### YOUR GOAL
Set down the listing again, word for word.

### SUPPLIED ENTRIES
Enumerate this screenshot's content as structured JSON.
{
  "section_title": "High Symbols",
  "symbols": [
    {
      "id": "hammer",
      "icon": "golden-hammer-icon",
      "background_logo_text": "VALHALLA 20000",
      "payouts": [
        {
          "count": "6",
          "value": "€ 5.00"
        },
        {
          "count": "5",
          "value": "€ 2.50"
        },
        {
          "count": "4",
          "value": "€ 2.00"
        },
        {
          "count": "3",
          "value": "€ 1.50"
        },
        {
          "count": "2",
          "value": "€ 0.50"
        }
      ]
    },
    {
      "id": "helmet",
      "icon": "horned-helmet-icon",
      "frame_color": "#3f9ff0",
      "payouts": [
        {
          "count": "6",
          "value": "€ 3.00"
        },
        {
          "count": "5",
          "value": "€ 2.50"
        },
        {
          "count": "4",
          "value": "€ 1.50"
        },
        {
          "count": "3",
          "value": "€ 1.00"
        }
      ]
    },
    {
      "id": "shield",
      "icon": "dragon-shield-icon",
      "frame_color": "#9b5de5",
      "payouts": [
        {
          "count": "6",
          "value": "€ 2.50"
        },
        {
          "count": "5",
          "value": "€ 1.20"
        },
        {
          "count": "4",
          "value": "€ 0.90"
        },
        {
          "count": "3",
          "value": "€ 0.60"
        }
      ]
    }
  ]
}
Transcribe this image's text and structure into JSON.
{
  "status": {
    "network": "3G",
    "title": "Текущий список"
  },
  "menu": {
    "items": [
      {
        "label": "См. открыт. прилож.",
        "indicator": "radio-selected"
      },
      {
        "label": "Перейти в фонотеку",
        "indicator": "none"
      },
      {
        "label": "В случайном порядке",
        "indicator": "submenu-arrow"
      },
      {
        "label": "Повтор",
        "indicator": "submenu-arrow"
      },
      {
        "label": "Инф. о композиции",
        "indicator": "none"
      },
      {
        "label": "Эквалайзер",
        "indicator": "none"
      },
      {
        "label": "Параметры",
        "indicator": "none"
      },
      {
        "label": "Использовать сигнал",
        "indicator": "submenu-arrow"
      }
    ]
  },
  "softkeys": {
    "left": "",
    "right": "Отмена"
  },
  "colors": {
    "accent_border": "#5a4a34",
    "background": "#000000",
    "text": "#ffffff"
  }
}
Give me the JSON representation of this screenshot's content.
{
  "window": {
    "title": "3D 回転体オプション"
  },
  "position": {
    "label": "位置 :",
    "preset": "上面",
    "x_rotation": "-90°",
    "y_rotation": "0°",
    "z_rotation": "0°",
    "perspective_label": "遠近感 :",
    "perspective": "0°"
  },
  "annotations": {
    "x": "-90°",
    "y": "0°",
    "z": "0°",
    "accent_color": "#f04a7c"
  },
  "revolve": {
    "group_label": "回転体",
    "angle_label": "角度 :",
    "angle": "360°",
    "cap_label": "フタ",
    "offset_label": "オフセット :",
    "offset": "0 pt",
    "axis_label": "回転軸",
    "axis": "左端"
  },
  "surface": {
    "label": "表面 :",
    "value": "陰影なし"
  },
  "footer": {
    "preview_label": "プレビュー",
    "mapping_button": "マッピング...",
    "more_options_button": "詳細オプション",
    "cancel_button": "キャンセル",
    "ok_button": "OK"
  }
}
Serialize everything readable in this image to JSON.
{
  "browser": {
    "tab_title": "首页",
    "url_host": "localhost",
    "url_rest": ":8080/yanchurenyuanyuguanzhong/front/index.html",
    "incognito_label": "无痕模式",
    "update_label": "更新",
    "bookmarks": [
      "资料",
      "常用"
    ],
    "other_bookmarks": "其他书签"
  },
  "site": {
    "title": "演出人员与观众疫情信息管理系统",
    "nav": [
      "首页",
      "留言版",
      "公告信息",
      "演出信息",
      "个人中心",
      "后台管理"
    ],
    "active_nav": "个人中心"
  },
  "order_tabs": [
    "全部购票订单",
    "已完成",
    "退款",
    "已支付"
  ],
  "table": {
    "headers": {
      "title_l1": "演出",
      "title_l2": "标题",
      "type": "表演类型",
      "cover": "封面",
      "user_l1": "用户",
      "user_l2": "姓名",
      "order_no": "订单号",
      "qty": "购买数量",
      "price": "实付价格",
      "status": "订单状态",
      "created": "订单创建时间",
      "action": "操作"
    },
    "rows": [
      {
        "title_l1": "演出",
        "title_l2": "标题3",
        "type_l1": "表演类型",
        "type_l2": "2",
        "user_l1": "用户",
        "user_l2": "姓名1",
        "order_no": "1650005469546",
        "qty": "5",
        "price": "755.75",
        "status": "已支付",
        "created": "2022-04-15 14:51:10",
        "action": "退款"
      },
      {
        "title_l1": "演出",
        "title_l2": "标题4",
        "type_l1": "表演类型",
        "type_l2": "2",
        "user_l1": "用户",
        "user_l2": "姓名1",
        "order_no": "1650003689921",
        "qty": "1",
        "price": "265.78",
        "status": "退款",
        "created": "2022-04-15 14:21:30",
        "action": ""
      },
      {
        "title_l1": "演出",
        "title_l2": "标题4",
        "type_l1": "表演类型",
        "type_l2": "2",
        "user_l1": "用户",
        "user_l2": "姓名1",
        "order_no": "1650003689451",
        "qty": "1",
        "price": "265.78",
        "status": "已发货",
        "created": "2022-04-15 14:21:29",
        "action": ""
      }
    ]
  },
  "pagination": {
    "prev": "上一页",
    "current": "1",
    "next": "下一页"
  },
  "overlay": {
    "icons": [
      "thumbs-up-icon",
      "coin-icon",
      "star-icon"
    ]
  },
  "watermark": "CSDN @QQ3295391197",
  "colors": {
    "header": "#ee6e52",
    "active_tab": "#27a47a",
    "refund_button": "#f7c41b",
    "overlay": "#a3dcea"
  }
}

### RESPONSE TO THIS EXERCISE
Enumerate this screenshot's content as structured JSON.
{
  "section_title": "High Symbols",
  "symbols": [
    {
      "id": "hammer",
      "icon": "golden-hammer-icon",
      "background_logo_text": "VALHALLA 20000",
      "payouts": [
        {
          "count": "6",
          "value": "€ 5.00"
        },
        {
          "count": "5",
          "value": "€ 2.50"
        },
        {
          "count": "4",
          "value": "€ 2.00"
        },
        {
          "count": "3",
          "value": "€ 1.50"
        },
        {
          "count": "2",
          "value": "€ 0.50"
        }
      ]
    },
    {
      "id": "helmet",
      "icon": "horned-helmet-icon",
      "frame_color": "#3f9ff0",
      "payouts": [
        {
          "count": "6",
          "value": "€ 3.00"
        },
        {
          "count": "5",
          "value": "€ 2.50"
        },
        {
          "count": "4",
          "value": "€ 1.50"
        },
        {
          "count": "3",
          "value": "€ 1.00"
        }
      ]
    },
    {
      "id": "shield",
      "icon": "dragon-shield-icon",
      "frame_color": "#9b5de5",
      "payouts": [
        {
          "count": "6",
          "value": "€ 2.50"
        },
        {
          "count": "5",
          "value": "€ 1.20"
        },
        {
          "count": "4",
          "value": "€ 0.90"
        },
        {
          "count": "3",
          "value": "€ 0.60"
        }
      ]
    }
  ]
}
Transcribe this image's text and structure into JSON.
{
  "status": {
    "network": "3G",
    "title": "Текущий список"
  },
  "menu": {
    "items": [
      {
        "label": "См. открыт. прилож.",
        "indicator": "radio-selected"
      },
      {
        "label": "Перейти в фонотеку",
        "indicator": "none"
      },
      {
        "label": "В случайном порядке",
        "indicator": "submenu-arrow"
      },
      {
        "label": "Повтор",
        "indicator": "submenu-arrow"
      },
      {
        "label": "Инф. о композиции",
        "indicator": "none"
      },
      {
        "label": "Эквалайзер",
        "indicator": "none"
      },
      {
        "label": "Параметры",
        "indicator": "none"
      },
      {
        "label": "Использовать сигнал",
        "indicator": "submenu-arrow"
      }
    ]
  },
  "softkeys": {
    "left": "",
    "right": "Отмена"
  },
  "colors": {
    "accent_border": "#5a4a34",
    "background": "#000000",
    "text": "#ffffff"
  }
}
Give me the JSON representation of this screenshot's content.
{
  "window": {
    "title": "3D 回転体オプション"
  },
  "position": {
    "label": "位置 :",
    "preset": "上面",
    "x_rotation": "-90°",
    "y_rotation": "0°",
    "z_rotation": "0°",
    "perspective_label": "遠近感 :",
    "perspective": "0°"
  },
  "annotations": {
    "x": "-90°",
    "y": "0°",
    "z": "0°",
    "accent_color": "#f04a7c"
  },
  "revolve": {
    "group_label": "回転体",
    "angle_label": "角度 :",
    "angle": "360°",
    "cap_label": "フタ",
    "offset_label": "オフセット :",
    "offset": "0 pt",
    "axis_label": "回転軸",
    "axis": "左端"
  },
  "surface": {
    "label": "表面 :",
    "value": "陰影なし"
  },
  "footer": {
    "preview_label": "プレビュー",
    "mapping_button": "マッピング...",
    "more_options_button": "詳細オプション",
    "cancel_button": "キャンセル",
    "ok_button": "OK"
  }
}
Serialize everything readable in this image to JSON.
{
  "browser": {
    "tab_title": "首页",
    "url_host": "localhost",
    "url_rest": ":8080/yanchurenyuanyuguanzhong/front/index.html",
    "incognito_label": "无痕模式",
    "update_label": "更新",
    "bookmarks": [
      "资料",
      "常用"
    ],
    "other_bookmarks": "其他书签"
  },
  "site": {
    "title": "演出人员与观众疫情信息管理系统",
    "nav": [
      "首页",
      "留言版",
      "公告信息",
      "演出信息",
      "个人中心",
      "后台管理"
    ],
    "active_nav": "个人中心"
  },
  "order_tabs": [
    "全部购票订单",
    "已完成",
    "退款",
    "已支付"
  ],
  "table": {
    "headers": {
      "title_l1": "演出",
      "title_l2": "标题",
      "type": "表演类型",
      "cover": "封面",
      "user_l1": "用户",
      "user_l2": "姓名",
      "order_no": "订单号",
      "qty": "购买数量",
      "price": "实付价格",
      "status": "订单状态",
      "created": "订单创建时间",
      "action": "操作"
    },
    "rows": [
      {
        "title_l1": "演出",
        "title_l2": "标题3",
        "type_l1": "表演类型",
        "type_l2": "2",
        "user_l1": "用户",
        "user_l2": "姓名1",
        "order_no": "1650005469546",
        "qty": "5",
        "price": "755.75",
        "status": "已支付",
        "created": "2022-04-15 14:51:10",
        "action": "退款"
      },
      {
        "title_l1": "演出",
        "title_l2": "标题4",
        "type_l1": "表演类型",
        "type_l2": "2",
        "user_l1": "用户",
        "user_l2": "姓名1",
        "order_no": "1650003689921",
        "qty": "1",
        "price": "265.78",
        "status": "退款",
        "created": "2022-04-15 14:21:30",
        "action": ""
      },
      {
        "title_l1": "演出",
        "title_l2": "标题4",
        "type_l1": "表演类型",
        "type_l2": "2",
        "user_l1": "用户",
        "user_l2": "姓名1",
        "order_no": "1650003689451",
        "qty": "1",
        "price": "265.78",
        "status": "已发货",
        "created": "2022-04-15 14:21:29",
        "action": ""
      }
    ]
  },
  "pagination": {
    "prev": "上一页",
    "current": "1",
    "next": "下一页"
  },
  "overlay": {
    "icons": [
      "thumbs-up-icon",
      "coin-icon",
      "star-icon"
    ]
  },
  "watermark": "CSDN @QQ3295391197",
  "colors": {
    "header": "#ee6e52",
    "active_tab": "#27a47a",
    "refund_button": "#f7c41b",
    "overlay": "#a3dcea"
  }
}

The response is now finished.